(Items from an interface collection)
▼

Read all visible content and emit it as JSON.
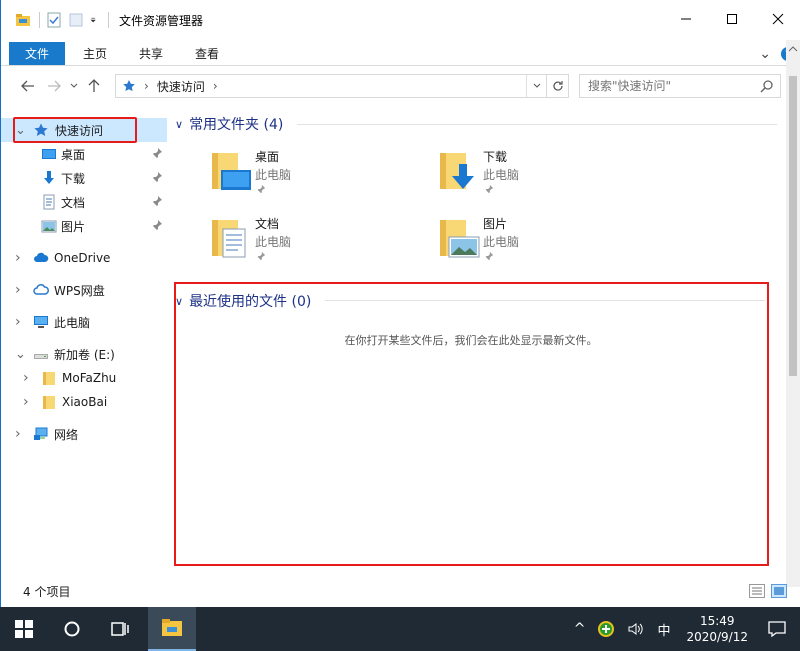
{
  "window": {
    "title": "文件资源管理器",
    "controls": {
      "minimize": "—",
      "maximize": "☐",
      "close": "✕"
    }
  },
  "ribbon": {
    "tabs": [
      "文件",
      "主页",
      "共享",
      "查看"
    ],
    "expand_glyph": "⌄",
    "help_glyph": "?"
  },
  "address": {
    "crumb": "快速访问",
    "search_placeholder": "搜索\"快速访问\""
  },
  "nav": {
    "items": [
      {
        "label": "快速访问",
        "icon": "star-icon",
        "chev": "⌄"
      },
      {
        "label": "桌面",
        "icon": "desktop-icon"
      },
      {
        "label": "下载",
        "icon": "download-icon"
      },
      {
        "label": "文档",
        "icon": "document-icon"
      },
      {
        "label": "图片",
        "icon": "picture-icon"
      },
      {
        "label": "OneDrive",
        "icon": "cloud-icon",
        "chev": "›"
      },
      {
        "label": "WPS网盘",
        "icon": "wps-cloud-icon",
        "chev": "›"
      },
      {
        "label": "此电脑",
        "icon": "pc-icon",
        "chev": "›"
      },
      {
        "label": "新加卷 (E:)",
        "icon": "drive-icon",
        "chev": "⌄"
      },
      {
        "label": "MoFaZhu",
        "icon": "folder-icon",
        "chev": "›"
      },
      {
        "label": "XiaoBai",
        "icon": "folder-icon",
        "chev": "›"
      },
      {
        "label": "网络",
        "icon": "network-icon",
        "chev": "›"
      }
    ]
  },
  "main": {
    "frequent_header": "常用文件夹 (4)",
    "recent_header": "最近使用的文件 (0)",
    "empty_message": "在你打开某些文件后，我们会在此处显示最新文件。",
    "tiles": [
      {
        "name": "桌面",
        "sub": "此电脑"
      },
      {
        "name": "下载",
        "sub": "此电脑"
      },
      {
        "name": "文档",
        "sub": "此电脑"
      },
      {
        "name": "图片",
        "sub": "此电脑"
      }
    ]
  },
  "status": {
    "count": "4 个项目"
  },
  "taskbar": {
    "time": "15:49",
    "date": "2020/9/12",
    "ime": "中",
    "tray_up": "^"
  },
  "colors": {
    "accent": "#1979ca",
    "highlight_red": "#e81b1b",
    "group_header": "#1e3287",
    "taskbar": "#1f2a34"
  }
}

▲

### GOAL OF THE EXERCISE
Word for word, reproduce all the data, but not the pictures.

### SOLUTION
Read all visible content and emit it as JSON.
{
  "window": {
    "title": "文件资源管理器",
    "controls": {
      "minimize": "—",
      "maximize": "☐",
      "close": "✕"
    }
  },
  "ribbon": {
    "tabs": [
      "文件",
      "主页",
      "共享",
      "查看"
    ],
    "expand_glyph": "⌄",
    "help_glyph": "?"
  },
  "address": {
    "crumb": "快速访问",
    "search_placeholder": "搜索\"快速访问\""
  },
  "nav": {
    "items": [
      {
        "label": "快速访问",
        "icon": "star-icon",
        "chev": "⌄"
      },
      {
        "label": "桌面",
        "icon": "desktop-icon"
      },
      {
        "label": "下载",
        "icon": "download-icon"
      },
      {
        "label": "文档",
        "icon": "document-icon"
      },
      {
        "label": "图片",
        "icon": "picture-icon"
      },
      {
        "label": "OneDrive",
        "icon": "cloud-icon",
        "chev": "›"
      },
      {
        "label": "WPS网盘",
        "icon": "wps-cloud-icon",
        "chev": "›"
      },
      {
        "label": "此电脑",
        "icon": "pc-icon",
        "chev": "›"
      },
      {
        "label": "新加卷 (E:)",
        "icon": "drive-icon",
        "chev": "⌄"
      },
      {
        "label": "MoFaZhu",
        "icon": "folder-icon",
        "chev": "›"
      },
      {
        "label": "XiaoBai",
        "icon": "folder-icon",
        "chev": "›"
      },
      {
        "label": "网络",
        "icon": "network-icon",
        "chev": "›"
      }
    ]
  },
  "main": {
    "frequent_header": "常用文件夹 (4)",
    "recent_header": "最近使用的文件 (0)",
    "empty_message": "在你打开某些文件后，我们会在此处显示最新文件。",
    "tiles": [
      {
        "name": "桌面",
        "sub": "此电脑"
      },
      {
        "name": "下载",
        "sub": "此电脑"
      },
      {
        "name": "文档",
        "sub": "此电脑"
      },
      {
        "name": "图片",
        "sub": "此电脑"
      }
    ]
  },
  "status": {
    "count": "4 个项目"
  },
  "taskbar": {
    "time": "15:49",
    "date": "2020/9/12",
    "ime": "中",
    "tray_up": "^"
  },
  "colors": {
    "accent": "#1979ca",
    "highlight_red": "#e81b1b",
    "group_header": "#1e3287",
    "taskbar": "#1f2a34"
  }
}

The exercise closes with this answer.